To determine whether the observed association between mitral annular calcification (MAC) and mortality is independent of the severity of coronary artery disease (CAD), we analyzed data from 134 male veterans (age 63 ± 10 years) followed for 5 years who had undergone diagnostic coronary angiography and transthoracic echocardiography within 6 months of each other. Echocardiograms were retrospectively reviewed for the presence of MAC. The relation of MAC to all-cause mortality was analyzed using logistic regression, and odds ratios (OR) were calculated. MAC was present in 49 (37%) subjects. Over the 5-year follow-up period, 38 (28%) patients expired. Five-year survival was 80% for subjects without MAC and 56% for subjects with MAC (P = 0.003). MAC (OR = 3.16, 95% confidence interval [CI] = 1.43-6.96, P = 0.003), ejection fraction (OR = 0.76, 95% CI = 0.59-0.97, P = 0.02), and left main CAD (OR = 2.70, 95% CI = 1.11-6.57, P = 0.02) were significantly associated with mortality in univariate analysis. After adjusting for left ventricular ejection fraction, number of obstructed coronary arteries and the presence of left main coronary artery stenosis, MAC significantly predicted death (OR = 2.48, 95% CI = 1.09-5.68, P = 0.03). Similarly, after adjusting for predictors of MAC, including ejection fraction, age, diabetes, peripheral vascular disease, and heart failure, MAC remained a significant predictor of death (OR = 2.38, 95% CI = 1.02-5.58, P = 0.04). MAC also predicted death independent of smoking status, hypertension, serum creatinine, low density lipoprotein cholesterol, high density lipoprotein cholesterol, and C-reactive protein levels (OR = 3.98, 95% CI = 1.68-9.40, P = 0.001). MAC detected by two-dimensional echocardiography independently predicts mortality and may provide an easy-to-perform and inexpensive way to improve risk stratification.

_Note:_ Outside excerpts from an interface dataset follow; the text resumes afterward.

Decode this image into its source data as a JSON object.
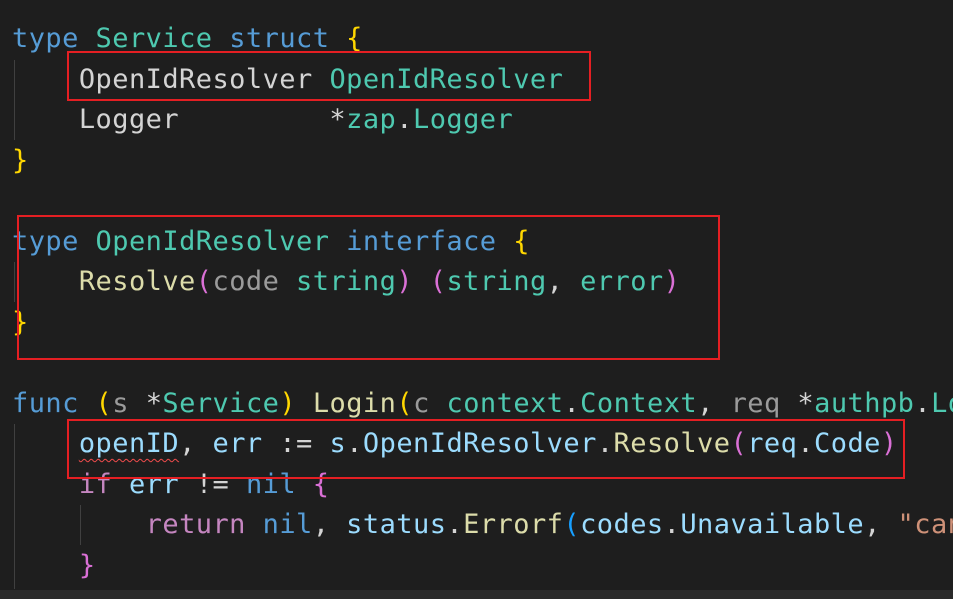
{
  "code": {
    "line1": {
      "kw_type": "type",
      "name": "Service",
      "kw_struct": "struct",
      "brace": "{"
    },
    "line2": {
      "field": "OpenIdResolver",
      "type": "OpenIdResolver"
    },
    "line3": {
      "field": "Logger",
      "pad": "         ",
      "star": "*",
      "pkg": "zap",
      "dot": ".",
      "type": "Logger"
    },
    "line4": {
      "brace": "}"
    },
    "line6": {
      "kw_type": "type",
      "name": "OpenIdResolver",
      "kw_interface": "interface",
      "brace": "{"
    },
    "line7": {
      "method": "Resolve",
      "lp": "(",
      "param": "code",
      "ptype": "string",
      "rp": ")",
      "rlp": "(",
      "r1": "string",
      "comma": ",",
      "r2": "error",
      "rrp": ")"
    },
    "line8": {
      "brace": "}"
    },
    "line10": {
      "kw_func": "func",
      "lp": "(",
      "recv": "s",
      "star": "*",
      "rtype": "Service",
      "rp": ")",
      "method": "Login",
      "lp2": "(",
      "p1": "c",
      "pkg1": "context",
      "dot1": ".",
      "t1": "Context",
      "comma": ",",
      "p2": "req",
      "star2": "*",
      "pkg2": "authpb",
      "dot2": ".",
      "t2": "Lo"
    },
    "line11": {
      "v1": "openID",
      "comma": ",",
      "v2": "err",
      "op": ":=",
      "recv": "s",
      "dot1": ".",
      "field": "OpenIdResolver",
      "dot2": ".",
      "call": "Resolve",
      "lp": "(",
      "arg": "req",
      "dot3": ".",
      "argf": "Code",
      "rp": ")"
    },
    "line12": {
      "kw_if": "if",
      "v": "err",
      "op": "!=",
      "nil": "nil",
      "brace": "{"
    },
    "line13": {
      "kw_return": "return",
      "nil": "nil",
      "comma1": ",",
      "pkg": "status",
      "dot1": ".",
      "call": "Errorf",
      "lp": "(",
      "pkg2": "codes",
      "dot2": ".",
      "const": "Unavailable",
      "comma2": ",",
      "str": "\"can"
    },
    "line14": {
      "brace": "}"
    }
  }
}
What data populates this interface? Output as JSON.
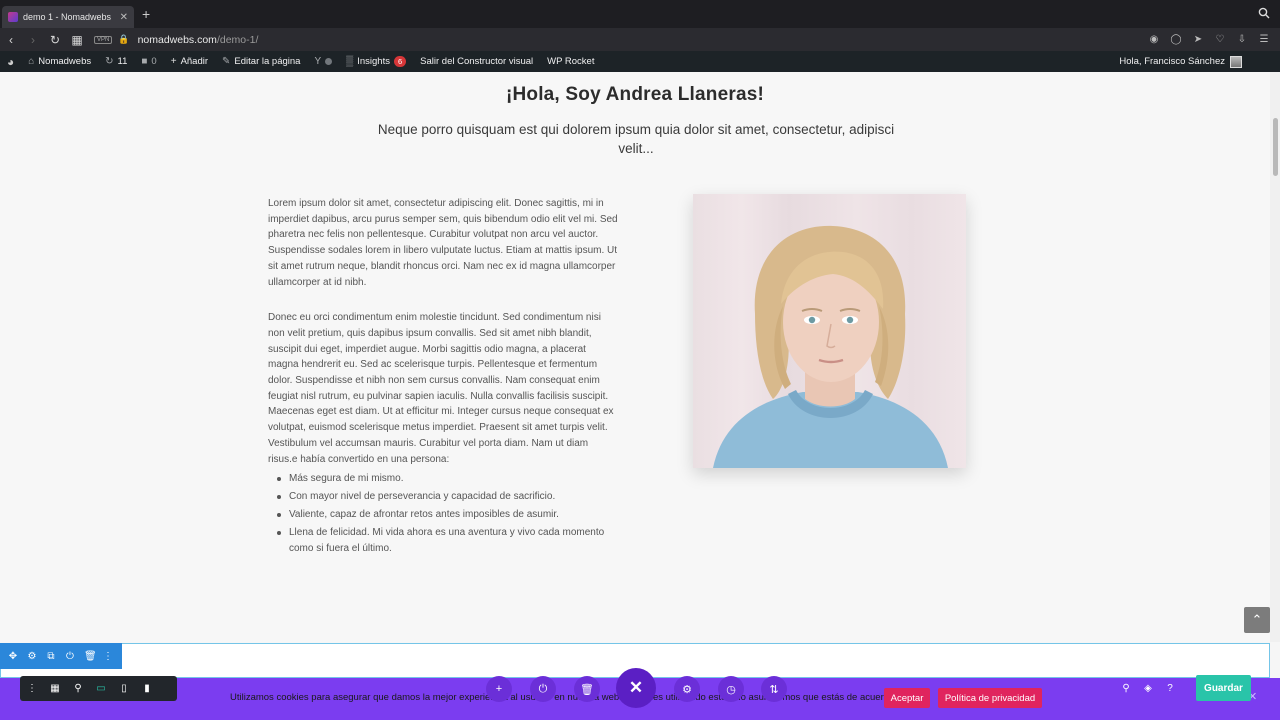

- Coronary artery disease
- Mitral annular calcification
ASJC Scopus subject areas
- Cardiology and Cardiovascular Medicine
- Radiology Nuclear Medicine and imaging